Obsessive compulsive disorder (OCD)


How is OCD Treated?

The two main treatments for OCD are:

  1. Medications: the first-line medications used for OCD are the Selective Serotonin Reuptake Inhibitors (SSRIs).

  2. Cognitive Behavioral Therapy: a specific type of Cognitive Behavioral Therapy known as Exposure and Response Prevention (ExRP) is the most evidenced-based form of therapy for the treatment of OCD.

What Is The Best Medication For OCD?

The first-line medications used to treat OCD are the Selective Serotonin Reuptake Inhibitors (SSRIs). The doses used to treat OCD are typically higher than those used to treat depression and anxiety disorders.

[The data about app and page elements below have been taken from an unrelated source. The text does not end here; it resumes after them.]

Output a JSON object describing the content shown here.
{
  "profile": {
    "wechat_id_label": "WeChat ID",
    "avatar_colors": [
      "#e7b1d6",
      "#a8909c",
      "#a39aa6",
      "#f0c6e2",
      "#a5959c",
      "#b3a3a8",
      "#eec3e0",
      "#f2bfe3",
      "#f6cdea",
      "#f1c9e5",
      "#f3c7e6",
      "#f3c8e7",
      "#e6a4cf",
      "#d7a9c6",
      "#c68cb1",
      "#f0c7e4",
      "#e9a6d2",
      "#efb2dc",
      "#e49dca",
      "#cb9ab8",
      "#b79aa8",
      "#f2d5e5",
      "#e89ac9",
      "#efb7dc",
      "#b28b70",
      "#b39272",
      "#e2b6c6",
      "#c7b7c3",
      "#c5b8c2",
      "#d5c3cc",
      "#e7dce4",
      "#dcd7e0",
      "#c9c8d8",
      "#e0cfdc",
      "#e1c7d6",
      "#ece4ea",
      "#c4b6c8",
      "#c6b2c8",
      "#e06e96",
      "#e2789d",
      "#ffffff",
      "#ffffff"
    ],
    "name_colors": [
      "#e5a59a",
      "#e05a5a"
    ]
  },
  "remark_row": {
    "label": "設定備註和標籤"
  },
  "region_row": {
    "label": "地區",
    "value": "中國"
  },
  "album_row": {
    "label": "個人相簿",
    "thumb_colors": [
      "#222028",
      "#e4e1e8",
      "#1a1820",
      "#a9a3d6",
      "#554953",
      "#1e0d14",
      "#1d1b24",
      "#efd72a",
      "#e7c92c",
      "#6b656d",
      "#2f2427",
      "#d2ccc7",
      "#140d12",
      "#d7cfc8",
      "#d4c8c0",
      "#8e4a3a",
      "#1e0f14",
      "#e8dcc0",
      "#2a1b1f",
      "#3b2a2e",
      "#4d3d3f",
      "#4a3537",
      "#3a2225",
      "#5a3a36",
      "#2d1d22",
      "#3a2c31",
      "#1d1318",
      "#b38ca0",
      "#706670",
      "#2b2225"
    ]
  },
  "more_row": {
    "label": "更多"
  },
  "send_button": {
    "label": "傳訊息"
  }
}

The SSRIs include:

  • Citalopram (Celexa)

  • Escitalopram (Lexapro)

  • Fluoxetine (Prozac)

  • Fluvoxamine (Luvox)

  • Paroxetine (Paxil)

  • Sertraline (Zoloft)

Is There A Best SSRI For OCD?

It does not appear that any SSRI works better than any other for the treatment of OCD. However, some people will respond to one SSRI and not respond to another, but currently we are not able to predict which SSRI a given person will respond to and which SSRI he or she may not respond to.

How Often And How Well Do The SSRIs Work For OCD?

When given an SSRI, 40–60% of patients with OCD symptoms will respond. Those who respond will have an average of a 20–40% decrease in OCD symptoms.

What If I Don’t Respond After Treatment With An SSRI?

We will usually try a different SSRI. One review showed that up to 33% of patients with OCD symptoms who did not respond to the first SSRI will respond to the second SSRI.

Are There Other Medications That Are Effective For OCD Besides The SSRIs?

The first medication found to successfully treat OCD was Clomipramine (Anafranil). This is an older medication than the SSRIs from a class of medications called Tricyclic Antidepressants (TCAs). Clomipramine is the only one of the TCAs that has proven to be effective for OCD.

What Is More Effective For OCD — Clomipramine Or The SSRIs?

While meta-analyses suggest greater efficacy for Clomipramine than for SSRIs, results of head-to-head trials do not support this impression and suggest that SSRIs and Clomipramine are equally effective. Given that SSRIs have a less troublesome side effect profile than Clomipramine, SSRIs are preferred for a first medication trial. If a patient does not respond to several SSRIs, we will often try Clomipramine because we sometimes see patients respond to Clomipramine who did not respond to SSRIs.

What Are The Most Common Side Effects Seen With SSRIs?

SSRI Adverse Effects

  • weight gain

  • sexual dysfunction

  • gastrointestinal distress

  • agitation

  • insomnia or somnolence

  • increased tendency to sweat

 Body Dysmorphic Disorder (BDD)

Body Dysmorphic Disorder is characterized by a preoccupation with one or more perceived defects or flaws in one’s physical appearance that are not observable or appear only slight to others, and by repetitive behaviors (e.g., mirror checking, excessive grooming, skin picking or reassurance seeking) or mental acts (e.g., comparing one’s appearance to that of others) in response to the perceived defects or flaws.

 Hoarding Disorder

Hoarding disorder is characterized by a persistent difficulty in parting with possessions, regardless of their actual value, as a result of a strongly perceived need to save the items and the resultant distress associated with the disposal or absence of such possessions. In the majority of cases, there is also excessive acquisition, which consists of collecting or purchasing extreme quantities of items that are not needed or for which there is no available space. The acquisition of items, coupled with the inability to part with such items, often leads to severe clutter, which can make a living space unusable.

 Trichotillomania (Hair-Pulling Disorder)

Trichotillomania (Hair-Pulling Disorder) is characterized by the recurrent pulling out of one’s hair which results in hair loss and repeated attempts to decrease or refrain from hair pulling. Hair pulling may occur from any region of the body in which hair grows.

 Excoriation (Skin-Picking) Disorder

Excoriation (Skin-Picking) Disorder is characterized by the recurrent picking of one’s skin, which results in skin lesions and repeated attempts to decrease or cease skin-picking entirely. Individuals may pick at healthy skin, at minor skin irregularities, at lesions such as pimples or calluses or at scabs from the previous picking.

 Additional Conditions Treated

In addition, Dr. Poskar treats:

  • Illness Anxiety

  • Obsessive Compulsive Personality Disorder (OCPD)

  • Perfectionism

  • High Functioning Autism

  • Anxiety Disorders

  • Attention-Deficit/Hyperactivity Disorder (ADHD)